Social media can be something of a double-edged sword for politicians. Obviously, here at Debating Europe we rely heavily on social media (and, if you aren’t already, you really should be following us on Facebook and Twitter), so we want to encourage European policy-makers and citizens to take to this form of communication with enthusiasm. However, for every President Obama breaking records with his bazillions of followers, there are thousands of examples of politicians very publicly falling flat on their digital faces.
The EU has plenty of experience in this regard, from the European Commission being accused of racism and sexism in its YouTube videos, to the British Liberal Democrat MEP being reprimanded by his party over a badly-timed tweet last week, to the Flemish MEP who appeared in a decidely odd video on YouTube in 2006 (a video that was recently dug up by intrepid bloggers). These kind of gaffes, however, have always been a part of politics. Does social media bring anything new to democracy? How is social media changing politics?
We recently had the chance to speak to the Obama campaign’s social media strategist, Facebook’s Adam Conner, during a Friends of Europe dinner debate. We started off by asking for his reaction to a comment from Christos, who argued that:

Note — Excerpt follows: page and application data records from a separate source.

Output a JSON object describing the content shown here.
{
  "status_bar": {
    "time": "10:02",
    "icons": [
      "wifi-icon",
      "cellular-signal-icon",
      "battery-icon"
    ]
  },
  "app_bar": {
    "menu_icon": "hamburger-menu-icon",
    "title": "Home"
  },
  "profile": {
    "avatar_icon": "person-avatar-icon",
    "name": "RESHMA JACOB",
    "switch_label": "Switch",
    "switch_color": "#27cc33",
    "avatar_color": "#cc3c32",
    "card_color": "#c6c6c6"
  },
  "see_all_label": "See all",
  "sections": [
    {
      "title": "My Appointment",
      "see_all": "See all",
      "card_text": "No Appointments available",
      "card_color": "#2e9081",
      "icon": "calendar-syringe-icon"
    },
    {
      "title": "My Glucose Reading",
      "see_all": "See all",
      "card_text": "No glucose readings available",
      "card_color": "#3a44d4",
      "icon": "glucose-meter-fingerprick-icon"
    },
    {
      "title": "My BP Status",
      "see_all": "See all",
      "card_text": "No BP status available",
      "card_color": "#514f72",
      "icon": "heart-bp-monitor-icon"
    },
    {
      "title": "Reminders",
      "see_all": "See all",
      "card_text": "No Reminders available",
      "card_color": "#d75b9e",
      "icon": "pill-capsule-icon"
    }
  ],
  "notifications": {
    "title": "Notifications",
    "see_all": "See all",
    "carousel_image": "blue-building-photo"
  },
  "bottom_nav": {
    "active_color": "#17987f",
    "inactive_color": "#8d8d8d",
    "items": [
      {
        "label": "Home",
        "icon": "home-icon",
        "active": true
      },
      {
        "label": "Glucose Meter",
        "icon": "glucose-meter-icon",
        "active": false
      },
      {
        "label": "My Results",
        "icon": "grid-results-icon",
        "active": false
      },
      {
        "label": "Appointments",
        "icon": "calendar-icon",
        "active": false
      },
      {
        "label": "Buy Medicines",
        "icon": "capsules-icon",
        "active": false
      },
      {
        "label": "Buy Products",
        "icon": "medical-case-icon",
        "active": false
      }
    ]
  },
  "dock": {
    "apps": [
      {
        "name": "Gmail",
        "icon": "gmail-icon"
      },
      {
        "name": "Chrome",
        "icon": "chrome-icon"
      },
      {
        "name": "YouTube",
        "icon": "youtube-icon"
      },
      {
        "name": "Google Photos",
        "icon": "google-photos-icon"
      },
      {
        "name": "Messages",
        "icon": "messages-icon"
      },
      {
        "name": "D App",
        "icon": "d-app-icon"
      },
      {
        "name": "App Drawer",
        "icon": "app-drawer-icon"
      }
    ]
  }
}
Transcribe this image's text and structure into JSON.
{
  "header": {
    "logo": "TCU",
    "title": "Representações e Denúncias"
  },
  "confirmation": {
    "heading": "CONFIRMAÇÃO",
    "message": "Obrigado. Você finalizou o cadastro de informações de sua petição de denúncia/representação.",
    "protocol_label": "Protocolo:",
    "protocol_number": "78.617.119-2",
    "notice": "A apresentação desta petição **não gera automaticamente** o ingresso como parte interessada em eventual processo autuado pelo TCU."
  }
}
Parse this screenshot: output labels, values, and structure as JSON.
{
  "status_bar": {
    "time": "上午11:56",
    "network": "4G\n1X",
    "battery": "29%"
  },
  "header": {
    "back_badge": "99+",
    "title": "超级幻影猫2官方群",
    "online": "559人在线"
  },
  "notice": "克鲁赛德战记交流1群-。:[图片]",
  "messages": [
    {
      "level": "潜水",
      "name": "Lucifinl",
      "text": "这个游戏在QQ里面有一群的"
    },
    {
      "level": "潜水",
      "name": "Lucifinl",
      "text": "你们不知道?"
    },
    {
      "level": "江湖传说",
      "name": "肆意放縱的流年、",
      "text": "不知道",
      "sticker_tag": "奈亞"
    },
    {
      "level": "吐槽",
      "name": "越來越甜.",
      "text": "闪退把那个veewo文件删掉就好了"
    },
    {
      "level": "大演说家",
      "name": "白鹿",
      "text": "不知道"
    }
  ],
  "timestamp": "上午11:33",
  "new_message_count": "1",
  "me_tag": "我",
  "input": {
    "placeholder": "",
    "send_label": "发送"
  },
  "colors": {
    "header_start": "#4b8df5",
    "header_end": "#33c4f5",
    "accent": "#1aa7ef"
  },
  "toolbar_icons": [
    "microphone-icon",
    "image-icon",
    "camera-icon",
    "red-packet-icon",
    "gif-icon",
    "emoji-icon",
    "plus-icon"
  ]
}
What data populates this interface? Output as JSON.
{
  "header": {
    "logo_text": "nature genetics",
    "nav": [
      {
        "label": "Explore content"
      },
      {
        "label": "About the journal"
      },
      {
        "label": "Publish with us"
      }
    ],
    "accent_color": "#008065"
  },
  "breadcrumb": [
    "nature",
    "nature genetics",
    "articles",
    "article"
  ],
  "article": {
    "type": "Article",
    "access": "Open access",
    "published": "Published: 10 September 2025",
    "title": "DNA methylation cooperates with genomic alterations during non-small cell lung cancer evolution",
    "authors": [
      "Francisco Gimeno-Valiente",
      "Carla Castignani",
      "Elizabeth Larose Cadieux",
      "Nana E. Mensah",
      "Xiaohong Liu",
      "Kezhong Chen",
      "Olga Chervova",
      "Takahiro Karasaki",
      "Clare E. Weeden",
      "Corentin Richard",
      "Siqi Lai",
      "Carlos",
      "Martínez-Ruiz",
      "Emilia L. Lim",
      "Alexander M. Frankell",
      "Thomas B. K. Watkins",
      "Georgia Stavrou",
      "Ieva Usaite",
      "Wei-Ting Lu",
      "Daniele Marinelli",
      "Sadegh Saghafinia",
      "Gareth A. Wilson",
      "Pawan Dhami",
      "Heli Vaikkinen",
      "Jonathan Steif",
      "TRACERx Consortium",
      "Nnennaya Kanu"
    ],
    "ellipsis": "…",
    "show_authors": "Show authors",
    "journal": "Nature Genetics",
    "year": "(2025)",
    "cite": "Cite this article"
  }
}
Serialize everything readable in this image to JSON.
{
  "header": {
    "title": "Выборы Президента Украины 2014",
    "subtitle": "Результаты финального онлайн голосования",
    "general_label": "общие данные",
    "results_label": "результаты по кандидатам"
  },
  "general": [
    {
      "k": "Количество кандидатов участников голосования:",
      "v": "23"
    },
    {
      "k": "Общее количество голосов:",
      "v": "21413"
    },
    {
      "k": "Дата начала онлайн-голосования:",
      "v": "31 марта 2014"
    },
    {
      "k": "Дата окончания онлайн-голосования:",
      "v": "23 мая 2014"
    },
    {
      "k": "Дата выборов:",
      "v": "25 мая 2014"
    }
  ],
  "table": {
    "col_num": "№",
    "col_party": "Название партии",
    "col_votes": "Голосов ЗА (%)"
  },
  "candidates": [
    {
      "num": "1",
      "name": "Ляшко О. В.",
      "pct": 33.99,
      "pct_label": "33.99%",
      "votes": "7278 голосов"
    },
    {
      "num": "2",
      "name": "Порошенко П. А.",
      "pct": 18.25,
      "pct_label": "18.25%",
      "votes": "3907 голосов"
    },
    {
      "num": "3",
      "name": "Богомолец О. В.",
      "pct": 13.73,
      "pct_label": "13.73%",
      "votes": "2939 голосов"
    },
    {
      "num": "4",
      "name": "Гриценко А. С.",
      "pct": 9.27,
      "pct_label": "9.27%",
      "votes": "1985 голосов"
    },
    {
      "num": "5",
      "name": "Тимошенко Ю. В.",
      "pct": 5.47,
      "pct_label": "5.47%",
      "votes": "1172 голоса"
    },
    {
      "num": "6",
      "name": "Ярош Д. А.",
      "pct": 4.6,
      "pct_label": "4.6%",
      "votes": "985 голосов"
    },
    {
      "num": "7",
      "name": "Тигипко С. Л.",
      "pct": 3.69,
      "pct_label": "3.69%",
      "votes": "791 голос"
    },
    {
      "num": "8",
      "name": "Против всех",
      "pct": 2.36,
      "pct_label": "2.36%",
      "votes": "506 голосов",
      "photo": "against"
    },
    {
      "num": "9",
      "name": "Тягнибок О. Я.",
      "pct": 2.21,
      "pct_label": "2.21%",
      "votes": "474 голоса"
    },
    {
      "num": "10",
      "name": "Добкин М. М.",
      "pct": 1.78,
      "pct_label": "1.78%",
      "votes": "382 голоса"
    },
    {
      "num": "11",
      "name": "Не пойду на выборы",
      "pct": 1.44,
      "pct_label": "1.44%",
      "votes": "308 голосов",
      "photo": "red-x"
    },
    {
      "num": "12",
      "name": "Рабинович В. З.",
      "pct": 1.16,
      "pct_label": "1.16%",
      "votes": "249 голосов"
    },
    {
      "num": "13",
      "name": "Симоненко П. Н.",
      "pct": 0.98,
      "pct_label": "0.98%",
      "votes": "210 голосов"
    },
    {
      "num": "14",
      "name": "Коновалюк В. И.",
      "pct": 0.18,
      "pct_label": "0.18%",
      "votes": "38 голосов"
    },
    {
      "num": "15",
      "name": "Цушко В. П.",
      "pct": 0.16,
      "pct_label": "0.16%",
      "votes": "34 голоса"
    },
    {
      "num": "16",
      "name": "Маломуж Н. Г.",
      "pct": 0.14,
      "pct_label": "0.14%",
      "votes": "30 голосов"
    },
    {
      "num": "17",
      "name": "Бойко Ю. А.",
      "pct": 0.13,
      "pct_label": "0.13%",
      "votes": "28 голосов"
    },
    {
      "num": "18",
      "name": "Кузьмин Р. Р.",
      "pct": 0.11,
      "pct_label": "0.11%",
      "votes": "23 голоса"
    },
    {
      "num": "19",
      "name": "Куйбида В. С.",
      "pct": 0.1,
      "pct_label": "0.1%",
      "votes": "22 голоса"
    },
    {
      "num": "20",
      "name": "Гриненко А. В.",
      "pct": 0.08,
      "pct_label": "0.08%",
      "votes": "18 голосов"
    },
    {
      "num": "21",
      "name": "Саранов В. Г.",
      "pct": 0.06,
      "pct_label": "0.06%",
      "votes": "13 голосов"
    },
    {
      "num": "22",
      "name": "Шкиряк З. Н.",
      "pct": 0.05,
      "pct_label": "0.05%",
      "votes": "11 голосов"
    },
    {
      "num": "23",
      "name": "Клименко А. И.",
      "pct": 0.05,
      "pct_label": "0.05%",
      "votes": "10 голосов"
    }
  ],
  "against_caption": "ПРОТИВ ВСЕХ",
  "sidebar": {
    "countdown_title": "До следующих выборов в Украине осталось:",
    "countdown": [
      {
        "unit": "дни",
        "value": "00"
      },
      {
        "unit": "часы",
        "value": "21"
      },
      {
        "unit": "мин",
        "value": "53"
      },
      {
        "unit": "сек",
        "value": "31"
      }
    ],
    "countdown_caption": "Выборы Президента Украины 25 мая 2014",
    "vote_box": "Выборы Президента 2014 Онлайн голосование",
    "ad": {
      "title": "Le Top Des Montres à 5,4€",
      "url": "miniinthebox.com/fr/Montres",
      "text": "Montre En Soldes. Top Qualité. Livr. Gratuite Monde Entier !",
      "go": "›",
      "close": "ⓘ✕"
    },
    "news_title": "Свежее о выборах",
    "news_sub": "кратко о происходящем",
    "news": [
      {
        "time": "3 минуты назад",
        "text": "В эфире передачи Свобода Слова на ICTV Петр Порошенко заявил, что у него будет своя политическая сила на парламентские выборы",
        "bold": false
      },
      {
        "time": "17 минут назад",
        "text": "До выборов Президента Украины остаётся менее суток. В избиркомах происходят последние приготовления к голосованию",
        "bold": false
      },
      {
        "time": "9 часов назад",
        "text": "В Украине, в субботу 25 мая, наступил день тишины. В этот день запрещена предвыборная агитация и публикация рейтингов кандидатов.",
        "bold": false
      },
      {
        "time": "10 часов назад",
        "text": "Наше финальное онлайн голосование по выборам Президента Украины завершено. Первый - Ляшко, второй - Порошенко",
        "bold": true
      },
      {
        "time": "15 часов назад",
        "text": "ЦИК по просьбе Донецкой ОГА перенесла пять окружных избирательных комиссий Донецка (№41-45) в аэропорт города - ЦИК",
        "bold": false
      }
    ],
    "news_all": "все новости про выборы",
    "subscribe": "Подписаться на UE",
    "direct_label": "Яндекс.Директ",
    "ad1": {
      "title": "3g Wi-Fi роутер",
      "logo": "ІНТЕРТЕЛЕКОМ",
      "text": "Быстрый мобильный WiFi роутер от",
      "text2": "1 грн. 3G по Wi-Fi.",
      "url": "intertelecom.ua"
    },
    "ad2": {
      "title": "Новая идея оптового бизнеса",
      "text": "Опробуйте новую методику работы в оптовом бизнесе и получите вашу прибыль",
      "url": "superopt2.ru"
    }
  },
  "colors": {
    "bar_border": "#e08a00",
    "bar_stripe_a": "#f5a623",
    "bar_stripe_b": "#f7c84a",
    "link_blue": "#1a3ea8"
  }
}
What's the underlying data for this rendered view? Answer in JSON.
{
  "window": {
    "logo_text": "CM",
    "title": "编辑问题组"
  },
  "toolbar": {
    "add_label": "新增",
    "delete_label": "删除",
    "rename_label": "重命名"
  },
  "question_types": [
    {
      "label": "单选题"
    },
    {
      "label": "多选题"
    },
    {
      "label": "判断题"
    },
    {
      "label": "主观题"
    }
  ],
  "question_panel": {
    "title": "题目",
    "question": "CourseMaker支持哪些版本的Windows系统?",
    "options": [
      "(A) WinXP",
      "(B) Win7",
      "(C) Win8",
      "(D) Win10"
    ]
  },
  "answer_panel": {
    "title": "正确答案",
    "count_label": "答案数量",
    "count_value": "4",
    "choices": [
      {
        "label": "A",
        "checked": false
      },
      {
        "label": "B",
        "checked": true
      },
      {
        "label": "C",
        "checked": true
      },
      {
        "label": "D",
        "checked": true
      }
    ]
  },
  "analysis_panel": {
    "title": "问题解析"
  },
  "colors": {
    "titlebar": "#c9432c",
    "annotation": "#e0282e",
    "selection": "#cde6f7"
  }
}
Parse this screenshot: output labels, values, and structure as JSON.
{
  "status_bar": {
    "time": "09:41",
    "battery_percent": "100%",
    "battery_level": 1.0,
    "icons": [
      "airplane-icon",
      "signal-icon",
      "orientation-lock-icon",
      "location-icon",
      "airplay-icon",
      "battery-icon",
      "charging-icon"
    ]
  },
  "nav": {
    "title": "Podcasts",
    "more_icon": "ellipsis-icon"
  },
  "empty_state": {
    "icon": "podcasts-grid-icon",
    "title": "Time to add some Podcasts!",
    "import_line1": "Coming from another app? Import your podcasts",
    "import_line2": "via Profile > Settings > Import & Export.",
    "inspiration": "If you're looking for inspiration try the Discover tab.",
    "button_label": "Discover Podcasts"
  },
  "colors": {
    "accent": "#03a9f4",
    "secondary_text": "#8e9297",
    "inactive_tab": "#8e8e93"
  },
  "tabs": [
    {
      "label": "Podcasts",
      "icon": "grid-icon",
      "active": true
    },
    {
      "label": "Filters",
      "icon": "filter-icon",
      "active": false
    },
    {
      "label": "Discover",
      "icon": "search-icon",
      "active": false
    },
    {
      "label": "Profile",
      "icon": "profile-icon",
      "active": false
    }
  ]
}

When it comes to receiving advice, our leaders may find it better to listen to a housewife, [rather than] a detached-from-reality financier [who only wants to] make profit and practice what he was taught in Harvard… So, if I was our leaders, I would pay more attention to what the people have to say in social media and blogs…
Which begs the question, how much do politicians really pay attention to what is being written about them in blogs and on social networks? Does Obama ever dive down into his Facebook comments, or does that way lie madness?
Next, we had an interesting point made in the comments by Samo:
Social media has a great potential in bringing democracy to every citizen’s home, but we first need to motivate people to participate.
Even if people are listening to your message online, how do you actually motivate people to participate in the ‘real world’? How can you translate clicking a ‘Like’ or ‘Share’ button online into actually going out and voting or engaging in politics offline?
Our next comment came from Nikolai, who was optimistic about the potential for social media to positively affect politics:
[Social media puts pressure on governments] almost to the point of removing civil society/NGOs and mainstream media from the debate… [Informing] the great unwashed masses directly is by far the best method to keep both traction and momentum with any policy.
But is Nikolai being overly-optimistic when he argues that civil society, NGOs and the mainstream media could be removed from the debate by social media?
Finally, we had a related comment sent in by Lazaros, who argued that:
The emergence of social media has played a huge role in discovering what is called the ‘real’ reality and not what we were fed by the media till recently.
But how do you define what is the ‘real’ reality? Isn’t there a danger that Lazaros and his friends and contacts will just create a mutually-reinforcing bubble online, where he only talks to people that share his political views and agree with him?
What do YOU think? How is social media changing politics? Is it offering us new ways to interact with, influence and keep watch over our politicians? Or is online ‘slacktivism’ replacing physical campaigning and political activism? Does social media provide an alternative source of news? Or does it just create mutually-reinforcing bubbles of friends and contacts, who shut out different opinions and beliefs? Let us know your thoughts and comments in the form below, and we’ll take them to policy-makers and experts for their reactions.
Debating Europe will be attending the 6th International Conference on Computers, Privacy and Data Protection in Brussels this week, so let us know if you have any questions on privacy or data protection that you’d like answered.